Friday, October 5, 2012

Negative Self Talk

The other day, another skater paid me a compliment. "You're so good," she said.

Immediately, the Demon Negatron that lives in my head started his little speech.

"What would she know? She's just a beginner. 
If you were any good, why don't your coaches tell you so?
Didn't you just mess up that mohawk five minutes ago?
And you still can't do FI3!"
Just like the picture says, Negative Self Talk will swallow your soul. Seriously.

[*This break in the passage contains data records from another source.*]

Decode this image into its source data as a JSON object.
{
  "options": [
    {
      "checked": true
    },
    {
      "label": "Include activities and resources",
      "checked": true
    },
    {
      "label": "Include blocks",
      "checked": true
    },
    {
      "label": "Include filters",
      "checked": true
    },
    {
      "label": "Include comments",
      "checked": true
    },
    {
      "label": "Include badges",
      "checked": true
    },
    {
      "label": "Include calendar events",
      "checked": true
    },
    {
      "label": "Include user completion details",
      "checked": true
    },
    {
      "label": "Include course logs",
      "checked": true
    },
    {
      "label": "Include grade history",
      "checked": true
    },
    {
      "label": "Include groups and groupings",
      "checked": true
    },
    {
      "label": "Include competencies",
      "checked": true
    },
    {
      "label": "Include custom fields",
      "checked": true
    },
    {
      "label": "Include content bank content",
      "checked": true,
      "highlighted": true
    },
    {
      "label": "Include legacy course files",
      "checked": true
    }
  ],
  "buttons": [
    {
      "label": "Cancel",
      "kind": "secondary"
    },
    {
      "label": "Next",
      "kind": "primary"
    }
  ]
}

Here's the horror of Negative Self Talk, even if someone pays you a compliment, someone like a coach, or a skater of a higher level, or someone with a knowledgeable 'skater's eye', says "Wow! That was great!" THE DEMON NEGATRON MAKES YOU DOUBT WHAT THEY SAY!

"Oh, they're just being nice. Oh, she can't mean that. Oh, I'm not any good. I suck."

It takes me an act of will to remember the good things coaches have said about my skating.  It's so easy to remember the corrections and instruction as negatives. There is no end to corrections and instruction in skating. It's hard, very hard to not interpret them as criticism.

So, here's my hints to avoid negative self talk.
1. Ask your coach, "How have I improved over the last year?" Because, progress is hard for you to measure yourself over a long period of time. A coach sees it.
2. Make a mental note of the compliments your coach has made. If you keep a skating log (I do), don't forget to write the little triumphs as well as what to work on.
3. Don't allow yourself to disparage your own skating to others. Yes, you need work. So do world champions. Don't go telling people how awful you are. Even if something's not working, try and phrase it in a positive manner. "It's taking longer than I expected, but I'm moving forward." vice "I suck."
4. Don't compare yourself to other skaters. Skating is a journey not a race. (eg."I learned this in a week, she took two.") If you treat learning like a competition, you will be miserable. The less you compare your skating to others' skating, the happier you'll be.
5. Compliment other skaters for their successes. Don't be jealous. Envy makes you miserable.
6. It's easy to let one or two bad elements in a practice session overwhelm you. There's no such thing as a 'bad practice'. Some things will have gone well, don't forget about them.
7. Accept compliments from others with, "Thank you. That means a lot to hear you say that." Then slap the Demon Negatron back to the hell where he belongs!

Angel Positron looks down from heaven and says,
"Keep up the good work!"


  1. It's like your negatron and my negatron were separated at birth.

  2. I remember before I started figure skating myself (starting at the tender age of 32), I would be somewhat in awe of people that could spin jump do footwork or just gracefully stroke. It wasn't until a friend of mine started taking lessons, and it was when she started working on loop jumps that I wanted in. 26 years later, the rest is history. Now when a kid comes up to me and says "yer good" or funnier yet, asks if I'm in the Olympics, I thank them for the compliment and kind of glow inside b/c now I'm one of "those people" I thought I could never be :-)